This blog title came to me as I thought about the tragedy Mary Beth Chapman writes about in her book “Choosing to See.”

It’s a heart-wrenching account of the tragedy they had to face a few years ago when one of their sons accidentally hit his little sister with the car. Their little girl died. This book journals Mary Beth’s journey through this tragedy, through the months of grief following her daughter’s death. The title of the book “Choosing to See” describes the decision Mary Beth and the Chapman family had to make: they had to choose to see God in this tragedy. And they had to choose to trust God in the midst of this tragedy. Not only had they lost their little girl, but there was also the tragedy that it was their son who hit his sister with the car.

As I write this blog post another tragedy comes to mind. A wife and mother killed in a car accident three days before her daughter’s wedding. How do you wrap your mind around this? How do you try to understand it? The joy and anticipation of a wedding were crushed by this one phone call you received…

If you believe in a sovereign God, the God who created heaven and earth, the God who created each one of us, the God who loves us and the God who is good, how do you respond to such a tragedy?

How do I go about this verse in the Bible, Romans 8:28, when I think about this recent tragedy?

“And we know that God causes everything
to work together for the good of those who love God
and are called according to His purpose for them.”

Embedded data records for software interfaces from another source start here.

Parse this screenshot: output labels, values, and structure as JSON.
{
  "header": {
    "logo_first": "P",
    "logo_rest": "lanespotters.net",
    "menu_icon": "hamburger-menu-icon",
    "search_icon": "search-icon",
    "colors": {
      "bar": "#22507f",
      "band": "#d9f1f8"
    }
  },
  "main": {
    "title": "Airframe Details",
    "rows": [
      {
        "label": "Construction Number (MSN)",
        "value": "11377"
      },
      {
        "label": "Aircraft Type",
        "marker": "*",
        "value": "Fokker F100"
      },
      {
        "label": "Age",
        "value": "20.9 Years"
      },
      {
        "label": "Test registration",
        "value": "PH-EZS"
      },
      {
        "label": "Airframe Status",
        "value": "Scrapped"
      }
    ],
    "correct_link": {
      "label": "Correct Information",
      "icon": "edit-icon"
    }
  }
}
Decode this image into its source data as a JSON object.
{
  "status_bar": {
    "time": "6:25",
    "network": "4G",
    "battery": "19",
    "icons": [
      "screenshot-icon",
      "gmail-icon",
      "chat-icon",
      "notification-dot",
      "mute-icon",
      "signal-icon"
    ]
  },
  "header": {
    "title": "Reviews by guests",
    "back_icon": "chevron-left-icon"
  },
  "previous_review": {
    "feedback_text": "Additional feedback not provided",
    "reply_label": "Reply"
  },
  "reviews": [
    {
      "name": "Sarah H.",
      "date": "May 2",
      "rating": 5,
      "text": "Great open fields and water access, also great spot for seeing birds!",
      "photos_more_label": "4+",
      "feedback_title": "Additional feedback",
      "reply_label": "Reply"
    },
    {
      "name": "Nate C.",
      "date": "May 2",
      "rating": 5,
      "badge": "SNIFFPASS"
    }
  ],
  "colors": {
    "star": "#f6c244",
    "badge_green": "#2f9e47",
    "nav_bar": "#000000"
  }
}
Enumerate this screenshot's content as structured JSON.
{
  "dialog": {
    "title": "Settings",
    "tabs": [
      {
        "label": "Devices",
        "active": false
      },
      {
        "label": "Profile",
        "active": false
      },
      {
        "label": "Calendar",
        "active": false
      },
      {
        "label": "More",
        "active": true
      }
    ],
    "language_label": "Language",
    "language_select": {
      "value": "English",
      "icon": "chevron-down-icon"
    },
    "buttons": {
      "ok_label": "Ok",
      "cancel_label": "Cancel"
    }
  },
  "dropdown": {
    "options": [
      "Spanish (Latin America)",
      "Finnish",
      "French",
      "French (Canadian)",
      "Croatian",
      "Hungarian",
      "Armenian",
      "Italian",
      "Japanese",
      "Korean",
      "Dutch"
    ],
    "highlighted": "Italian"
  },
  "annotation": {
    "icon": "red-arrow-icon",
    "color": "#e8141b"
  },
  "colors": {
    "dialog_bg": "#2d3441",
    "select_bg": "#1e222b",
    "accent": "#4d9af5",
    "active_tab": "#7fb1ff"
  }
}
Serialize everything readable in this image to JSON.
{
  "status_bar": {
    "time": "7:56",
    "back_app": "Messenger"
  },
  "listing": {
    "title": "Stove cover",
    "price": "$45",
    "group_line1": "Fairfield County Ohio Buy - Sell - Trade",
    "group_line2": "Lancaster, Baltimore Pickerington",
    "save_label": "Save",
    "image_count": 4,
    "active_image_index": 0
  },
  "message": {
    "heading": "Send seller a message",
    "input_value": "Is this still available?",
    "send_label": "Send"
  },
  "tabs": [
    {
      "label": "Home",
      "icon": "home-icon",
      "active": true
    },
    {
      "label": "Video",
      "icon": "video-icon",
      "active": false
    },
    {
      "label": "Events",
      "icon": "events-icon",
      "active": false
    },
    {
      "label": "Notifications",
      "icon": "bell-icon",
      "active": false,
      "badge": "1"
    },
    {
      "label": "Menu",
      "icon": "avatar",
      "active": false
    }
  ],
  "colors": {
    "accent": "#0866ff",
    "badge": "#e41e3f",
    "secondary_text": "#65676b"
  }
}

Here are two quotes from two commentaries on this Bible verse:

“God purposes good for believers. Paul did not say that everything happening is good in itself. Rather he recognized that even problems and crises cannot derail a sovereign God. Because God is omnipotent and omniscient and omnipresent, He is faithful to bring ultimate good even from the most tragic happenings.” (Women’s Evangelical Commentary, New Testament)

“Suffering will still bring pain, loss, and sorrow, and sin will bring shame. But under God’s control, the eventual outcome will be for our good. God works behind the scenes, ensuring that even in the middle of mistakes and tragedies, good will result for those who love him. At times this will happen quickly… But there will also be events whose results for good we will not know until eternity. Our ultimate destiny is to be like Christ. God’s design is more than just an invitation; God summons us with a purpose in mind: we are to be like Christ and share His glory.” (Life Application New Testament Commentary)

I have not faced the tragedy of sudden loss. But I have faced the tragedy of divorce. It was not a surprise to me, no, I had seen it coming for some time. At that time I did not think anything good would ever come out of it. I could not see how anything good would ever happen to me. But looking back I know without a shadow of a doubt that God was there during those dark days. I even remember God’s presence on that dark, starless night in the country, when I saw the truck leave the driveway with my husband and his “stuff”. I remember standing at the living room window and screaming my heart out to God because I did not know how I would ever survive this, how would I go on with three little kids to raise on my own. And I physically felt God’s presence in the room. I felt His assurance and His presence. I felt peace about this decision.

Unfortunately there is suffering and tragedy all around us. Once the “dust” settles, we have to make a decision, we have to choose… My biggest concern was that I did not want to become bitter. It was not an easy process. There were many crossroads, many times where I had to choose… No, I didn’t always choose right. It is God who has redeemed even those poor decisions and choices.

God’s way is perfect.
All the LORD’s promises prove true.
He is a shield for all who look to him for protection.
For who is God except the LORD?
Who but our God is a solid rock?
God arms me with strength,
and he makes my way perfect.
He makes me as surefooted as a deer,
enabling me to stand on mountain heights.
He trains my hands for battle;
he strengthens my arm to draw a bronze bow.
You have given me your shield of victory.
Your right hand supports me;
your help has made me great.
You have made a wide path for my feet
to keep them from slipping.
Psalm 18:30-36 (New Living Translation)